(Records from a data source)
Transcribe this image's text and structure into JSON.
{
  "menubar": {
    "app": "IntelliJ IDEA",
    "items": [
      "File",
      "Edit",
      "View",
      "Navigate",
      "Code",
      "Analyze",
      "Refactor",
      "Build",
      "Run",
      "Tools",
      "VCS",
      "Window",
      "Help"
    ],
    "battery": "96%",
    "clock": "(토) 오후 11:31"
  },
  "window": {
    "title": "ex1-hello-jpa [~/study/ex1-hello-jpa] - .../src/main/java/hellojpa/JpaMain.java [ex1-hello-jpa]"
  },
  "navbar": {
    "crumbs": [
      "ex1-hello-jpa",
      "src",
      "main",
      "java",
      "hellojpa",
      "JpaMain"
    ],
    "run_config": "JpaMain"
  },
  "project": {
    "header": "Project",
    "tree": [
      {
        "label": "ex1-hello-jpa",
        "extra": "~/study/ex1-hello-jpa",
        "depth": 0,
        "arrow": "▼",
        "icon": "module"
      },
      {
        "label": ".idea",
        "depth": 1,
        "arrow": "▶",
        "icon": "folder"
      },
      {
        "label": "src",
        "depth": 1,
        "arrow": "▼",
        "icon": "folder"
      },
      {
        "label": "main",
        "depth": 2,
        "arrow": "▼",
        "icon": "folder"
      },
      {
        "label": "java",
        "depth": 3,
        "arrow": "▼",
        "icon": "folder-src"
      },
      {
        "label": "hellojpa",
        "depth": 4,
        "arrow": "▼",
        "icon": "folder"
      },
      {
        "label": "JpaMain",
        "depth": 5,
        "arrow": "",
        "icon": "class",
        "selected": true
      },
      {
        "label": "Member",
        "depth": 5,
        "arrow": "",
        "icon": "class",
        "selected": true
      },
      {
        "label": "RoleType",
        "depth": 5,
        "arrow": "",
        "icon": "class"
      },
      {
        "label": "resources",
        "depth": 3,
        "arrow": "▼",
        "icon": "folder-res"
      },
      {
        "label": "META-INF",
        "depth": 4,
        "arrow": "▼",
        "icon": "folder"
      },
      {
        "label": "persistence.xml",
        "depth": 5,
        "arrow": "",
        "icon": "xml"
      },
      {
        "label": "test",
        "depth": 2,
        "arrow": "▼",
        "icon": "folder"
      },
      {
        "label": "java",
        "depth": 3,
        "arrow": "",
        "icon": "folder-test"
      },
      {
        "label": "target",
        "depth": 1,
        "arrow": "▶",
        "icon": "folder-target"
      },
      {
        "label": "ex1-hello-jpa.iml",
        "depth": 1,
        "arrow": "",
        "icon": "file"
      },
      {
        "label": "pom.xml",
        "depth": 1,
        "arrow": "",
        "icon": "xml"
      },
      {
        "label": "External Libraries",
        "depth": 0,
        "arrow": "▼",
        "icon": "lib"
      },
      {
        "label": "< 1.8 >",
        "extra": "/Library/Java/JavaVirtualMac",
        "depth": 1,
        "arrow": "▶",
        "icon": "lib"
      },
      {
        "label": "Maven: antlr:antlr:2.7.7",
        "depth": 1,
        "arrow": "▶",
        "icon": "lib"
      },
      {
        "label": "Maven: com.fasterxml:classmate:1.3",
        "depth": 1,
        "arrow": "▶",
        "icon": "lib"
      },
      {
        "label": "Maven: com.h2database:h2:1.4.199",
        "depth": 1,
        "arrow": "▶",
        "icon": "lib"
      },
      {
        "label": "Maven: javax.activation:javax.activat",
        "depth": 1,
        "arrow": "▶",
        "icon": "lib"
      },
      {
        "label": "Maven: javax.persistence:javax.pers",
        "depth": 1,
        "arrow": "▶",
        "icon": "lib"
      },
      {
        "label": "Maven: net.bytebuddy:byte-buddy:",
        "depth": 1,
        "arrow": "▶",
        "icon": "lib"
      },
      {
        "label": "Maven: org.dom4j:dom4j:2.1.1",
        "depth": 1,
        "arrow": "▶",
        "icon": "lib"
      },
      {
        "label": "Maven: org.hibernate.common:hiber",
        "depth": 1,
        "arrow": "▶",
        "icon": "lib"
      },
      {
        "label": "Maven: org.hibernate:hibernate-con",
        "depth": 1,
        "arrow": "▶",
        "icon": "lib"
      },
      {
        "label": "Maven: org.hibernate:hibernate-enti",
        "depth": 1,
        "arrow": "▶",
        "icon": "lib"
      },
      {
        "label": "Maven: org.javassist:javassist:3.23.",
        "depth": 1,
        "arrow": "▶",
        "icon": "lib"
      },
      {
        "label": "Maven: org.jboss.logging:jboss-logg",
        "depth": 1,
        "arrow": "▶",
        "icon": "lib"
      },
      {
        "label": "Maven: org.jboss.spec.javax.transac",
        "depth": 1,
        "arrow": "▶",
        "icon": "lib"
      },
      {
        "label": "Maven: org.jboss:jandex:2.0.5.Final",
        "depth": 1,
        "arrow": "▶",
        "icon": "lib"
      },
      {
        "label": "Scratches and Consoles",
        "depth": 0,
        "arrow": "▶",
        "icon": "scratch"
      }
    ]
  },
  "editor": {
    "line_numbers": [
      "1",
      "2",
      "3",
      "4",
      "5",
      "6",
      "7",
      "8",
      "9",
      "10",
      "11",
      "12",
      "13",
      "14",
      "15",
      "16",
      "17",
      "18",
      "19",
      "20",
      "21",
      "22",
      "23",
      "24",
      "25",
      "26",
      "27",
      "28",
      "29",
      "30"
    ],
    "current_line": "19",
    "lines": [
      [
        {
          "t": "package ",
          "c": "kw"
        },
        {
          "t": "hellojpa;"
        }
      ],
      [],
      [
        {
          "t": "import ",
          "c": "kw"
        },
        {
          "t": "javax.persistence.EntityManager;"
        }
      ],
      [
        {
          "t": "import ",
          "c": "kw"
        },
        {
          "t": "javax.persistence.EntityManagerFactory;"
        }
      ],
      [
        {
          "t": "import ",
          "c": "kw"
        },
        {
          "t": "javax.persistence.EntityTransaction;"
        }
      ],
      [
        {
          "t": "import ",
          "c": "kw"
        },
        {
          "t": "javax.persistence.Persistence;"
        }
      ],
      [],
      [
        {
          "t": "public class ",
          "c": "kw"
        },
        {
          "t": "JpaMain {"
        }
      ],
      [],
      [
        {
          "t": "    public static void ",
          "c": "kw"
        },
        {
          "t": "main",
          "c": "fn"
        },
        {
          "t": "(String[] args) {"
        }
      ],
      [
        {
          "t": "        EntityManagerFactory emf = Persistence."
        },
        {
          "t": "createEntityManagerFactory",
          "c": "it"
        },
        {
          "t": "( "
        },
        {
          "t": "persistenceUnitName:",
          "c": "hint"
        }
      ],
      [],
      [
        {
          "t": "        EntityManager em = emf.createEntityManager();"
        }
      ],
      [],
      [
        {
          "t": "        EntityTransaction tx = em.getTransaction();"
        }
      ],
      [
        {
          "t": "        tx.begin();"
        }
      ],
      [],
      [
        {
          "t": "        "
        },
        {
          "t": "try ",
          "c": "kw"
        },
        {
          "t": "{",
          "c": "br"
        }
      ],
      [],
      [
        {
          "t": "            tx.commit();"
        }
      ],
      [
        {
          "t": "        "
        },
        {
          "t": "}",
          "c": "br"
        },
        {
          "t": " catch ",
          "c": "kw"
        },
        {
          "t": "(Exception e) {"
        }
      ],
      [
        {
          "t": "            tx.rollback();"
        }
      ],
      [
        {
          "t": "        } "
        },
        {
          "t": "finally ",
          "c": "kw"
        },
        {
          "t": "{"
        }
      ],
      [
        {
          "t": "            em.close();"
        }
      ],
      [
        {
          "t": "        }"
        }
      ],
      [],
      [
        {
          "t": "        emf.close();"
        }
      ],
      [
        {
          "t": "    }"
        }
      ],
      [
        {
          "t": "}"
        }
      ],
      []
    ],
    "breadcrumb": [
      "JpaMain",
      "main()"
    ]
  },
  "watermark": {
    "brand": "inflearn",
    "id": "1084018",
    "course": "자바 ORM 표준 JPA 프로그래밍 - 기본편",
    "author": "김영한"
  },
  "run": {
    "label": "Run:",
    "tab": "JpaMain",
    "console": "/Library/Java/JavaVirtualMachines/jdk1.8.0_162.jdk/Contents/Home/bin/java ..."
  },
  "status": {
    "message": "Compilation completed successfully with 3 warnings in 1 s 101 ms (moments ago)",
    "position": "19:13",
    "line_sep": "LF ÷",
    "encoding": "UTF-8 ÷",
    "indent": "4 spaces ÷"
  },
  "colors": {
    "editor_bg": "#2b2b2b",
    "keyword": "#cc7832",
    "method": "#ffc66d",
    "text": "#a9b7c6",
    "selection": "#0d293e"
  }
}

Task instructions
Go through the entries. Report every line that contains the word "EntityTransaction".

Response area
          "t": "javax.persistence.EntityTransaction;"
          "t": "        EntityTransaction tx = em.getTransaction();"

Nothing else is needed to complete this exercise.